I’m in it to be a part of their community of caring adults who believes in them, supports them, provides a safe space where they are valued, and the skills they need to persevere, and encourages them to keep it up, keep punching above their weight. In coding club, in everything.

True Confessions: I’m doing this to set an example

True Confessions

My daughter’s self portrait at 4: “This is a Flower-suck-in-up-inator. It sucks up all the flowers and gives them to sick kids.”

I know a lot of little girls. Way more little girls than little boys. I am the mother of two daughters, the aunt to two nieces, and as my circle of friends started having all girl babies, we wondered if there was something in the water.

I love seeing them grow and change. I love that they can share hand-me-downs and I’ve got plenty of commiseration about the timing of ear piercing or the best ways to mitigate that phase-shifting shriek that crops up when they’re together and super excited. I love seeing the activities they’re engaged with – there’s ice skating and martial arts and dance and art and mushroom hunting and scouting and baseball. And I love the opportunity I have to model something important.  That “something” is not an affinity for technology or an expertise in coding.

I came of age to the tune of “We girls / can do anything / right Barbie?” My youth wasn’t void of strong women doing amazing things, but I never saw them struggle with their work. It all looked easy, practiced, natural. But being anything you want is not as easy as donning a new outfit and having the right accessories, and I happily abandoned the hobbies and tasks that didn’t come naturally to me. I was good at a lot of things, and I stuck with them, to good success. I’m doing this to set an example of effort, of struggle, of failure and learning.

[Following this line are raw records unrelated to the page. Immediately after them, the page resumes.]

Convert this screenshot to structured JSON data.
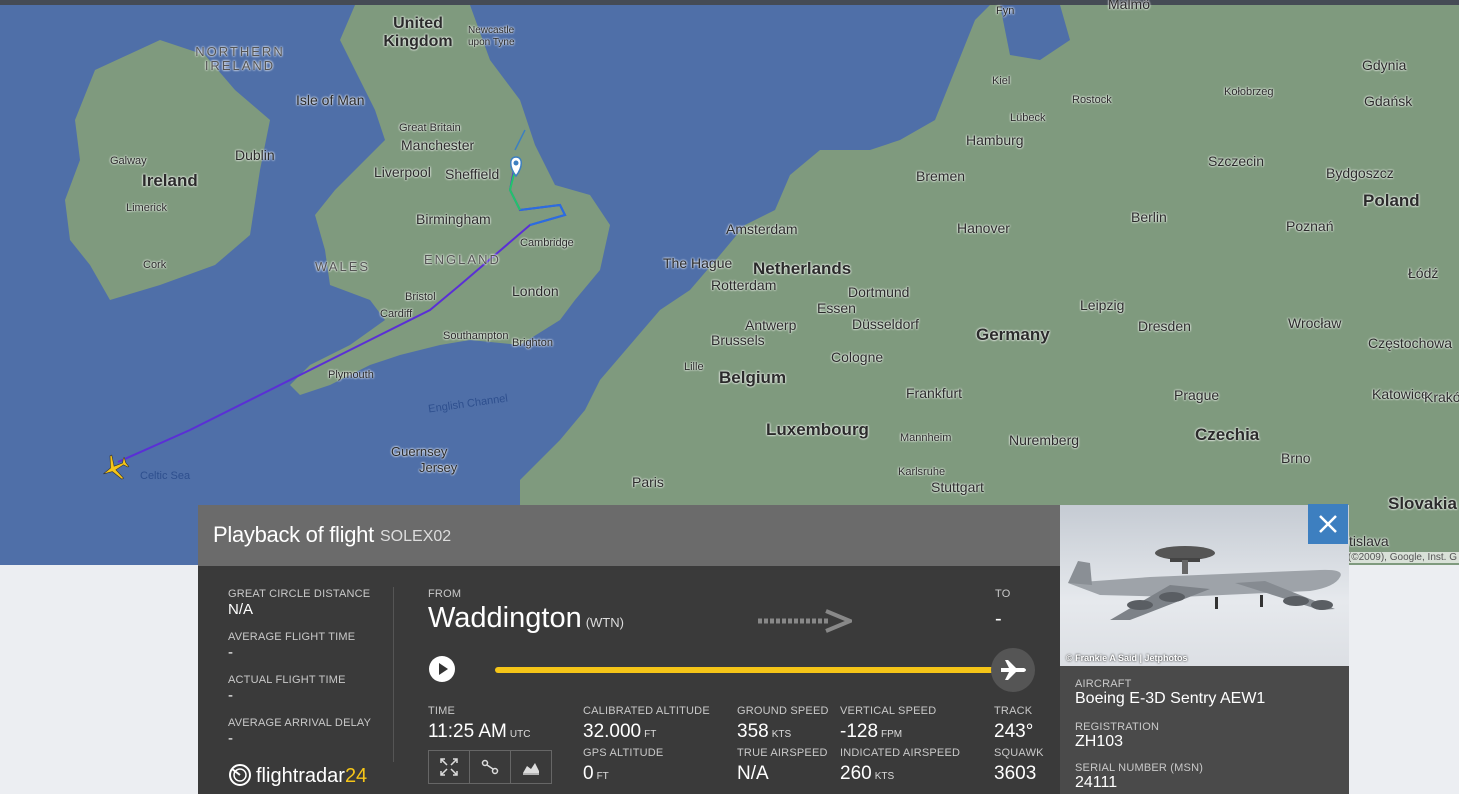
{
  "map": {
    "labels": {
      "united_kingdom": "United Kingdom",
      "northern_ireland": "NORTHERN IRELAND",
      "isle_of_man": "Isle of Man",
      "newcastle": "Newcastle upon Tyne",
      "dublin": "Dublin",
      "galway": "Galway",
      "ireland": "Ireland",
      "limerick": "Limerick",
      "cork": "Cork",
      "great_britain": "Great Britain",
      "manchester": "Manchester",
      "liverpool": "Liverpool",
      "sheffield": "Sheffield",
      "birmingham": "Birmingham",
      "wales": "WALES",
      "england": "ENGLAND",
      "cambridge": "Cambridge",
      "bristol": "Bristol",
      "cardiff": "Cardiff",
      "london": "London",
      "southampton": "Southampton",
      "brighton": "Brighton",
      "plymouth": "Plymouth",
      "english_channel": "English Channel",
      "celtic_sea": "Celtic Sea",
      "guernsey": "Guernsey",
      "jersey": "Jersey",
      "paris": "Paris",
      "lille": "Lille",
      "amsterdam": "Amsterdam",
      "the_hague": "The Hague",
      "rotterdam": "Rotterdam",
      "netherlands": "Netherlands",
      "antwerp": "Antwerp",
      "brussels": "Brussels",
      "belgium": "Belgium",
      "luxembourg": "Luxembourg",
      "essen": "Essen",
      "dortmund": "Dortmund",
      "dusseldorf": "Düsseldorf",
      "cologne": "Cologne",
      "frankfurt": "Frankfurt",
      "mannheim": "Mannheim",
      "karlsruhe": "Karlsruhe",
      "stuttgart": "Stuttgart",
      "nuremberg": "Nuremberg",
      "germany": "Germany",
      "bremen": "Bremen",
      "hamburg": "Hamburg",
      "hanover": "Hanover",
      "kiel": "Kiel",
      "lubeck": "Lübeck",
      "rostock": "Rostock",
      "berlin": "Berlin",
      "leipzig": "Leipzig",
      "dresden": "Dresden",
      "prague": "Prague",
      "czechia": "Czechia",
      "brno": "Brno",
      "slovakia": "Slovakia",
      "szczecin": "Szczecin",
      "kolobrzeg": "Kołobrzeg",
      "gdynia": "Gdynia",
      "gdansk": "Gdańsk",
      "bydgoszcz": "Bydgoszcz",
      "poland": "Poland",
      "poznan": "Poznań",
      "lodz": "Łódź",
      "wroclaw": "Wrocław",
      "czestochowa": "Częstochowa",
      "katowice": "Katowice",
      "krakow": "Krakó",
      "fyn": "Fyn",
      "malmo": "Malmö",
      "bratislava": "tislava"
    },
    "attribution": "5 (©2009), Google, Inst. G"
  },
  "panel": {
    "title": "Playback of flight",
    "callsign": "SOLEX02",
    "great_circle_label": "GREAT CIRCLE DISTANCE",
    "great_circle_value": "N/A",
    "avg_flight_time_label": "AVERAGE FLIGHT TIME",
    "avg_flight_time_value": "-",
    "actual_flight_time_label": "ACTUAL FLIGHT TIME",
    "actual_flight_time_value": "-",
    "avg_arrival_delay_label": "AVERAGE ARRIVAL DELAY",
    "avg_arrival_delay_value": "-",
    "from_label": "FROM",
    "from_airport": "Waddington",
    "from_code": "(WTN)",
    "to_label": "TO",
    "to_airport": "-",
    "time_label": "TIME",
    "time_value": "11:25 AM",
    "time_unit": "UTC",
    "cal_alt_label": "CALIBRATED ALTITUDE",
    "cal_alt_value": "32.000",
    "cal_alt_unit": "FT",
    "gps_alt_label": "GPS ALTITUDE",
    "gps_alt_value": "0",
    "gps_alt_unit": "FT",
    "ground_speed_label": "GROUND SPEED",
    "ground_speed_value": "358",
    "ground_speed_unit": "KTS",
    "true_airspeed_label": "TRUE AIRSPEED",
    "true_airspeed_value": "N/A",
    "vertical_speed_label": "VERTICAL SPEED",
    "vertical_speed_value": "-128",
    "vertical_speed_unit": "FPM",
    "indicated_airspeed_label": "INDICATED AIRSPEED",
    "indicated_airspeed_value": "260",
    "indicated_airspeed_unit": "KTS",
    "track_label": "TRACK",
    "track_value": "243°",
    "squawk_label": "SQUAWK",
    "squawk_value": "3603",
    "progress": 1.0,
    "logo_text": "flightradar",
    "logo_num": "24"
  },
  "aircraft": {
    "photo_credit": "© Frankie A Said | Jetphotos",
    "aircraft_label": "AIRCRAFT",
    "aircraft_value": "Boeing E-3D Sentry AEW1",
    "registration_label": "REGISTRATION",
    "registration_value": "ZH103",
    "serial_label": "SERIAL NUMBER (MSN)",
    "serial_value": "24111"
  },
  "colors": {
    "accent": "#f5c518",
    "close": "#3d7fc0",
    "sea": "#4f6fa8",
    "land": "#7f9a7e"
  }
}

Great strides have been made in the realm of equalizing educational outcomes for girls and boys with regard to STEM fields. Girls today are fortunate to have more examples* of successful women in STEM, and more exposure to technology and making than we did as kids. (Enough that, when asked to draw a self portrait at preschool, my daughter drew an invention instead, and it made sense to us.) But as someone who was naturally drawn to the liberal arts, my goal is not to show girls that STEM is the right choice for everyone. It’s not. We need artists and social workers and shopkeepers and welders and grant writers and librarians too.

My goal is to show them that even when we choose what is easy for us, what is right for us, the effort needed to expand and move forward is worth it. My goal is to show them that there can be fun and growth in trying something new, something hard. My goal is to show them that this is hard for me. But it’s also good for me. I want them to see that I’m still learning about myself and the world around me. I want them to know that dressing the part is the smallest part. That maybe astronaut Barbie does yoga and is learning to paint on the weekend but having trouble with facial proportions, and learned all the math she needed to learn only after she fell in love with the stories of the stars.

*More, but not enough, especially in some fields. One of my memorable Robot Test Kitchen programs began with a 6th grade girl walking in, seeing a room full of boys, throwing her arms up and shouting, “Why I am always the only girl that comes to this stuff?!”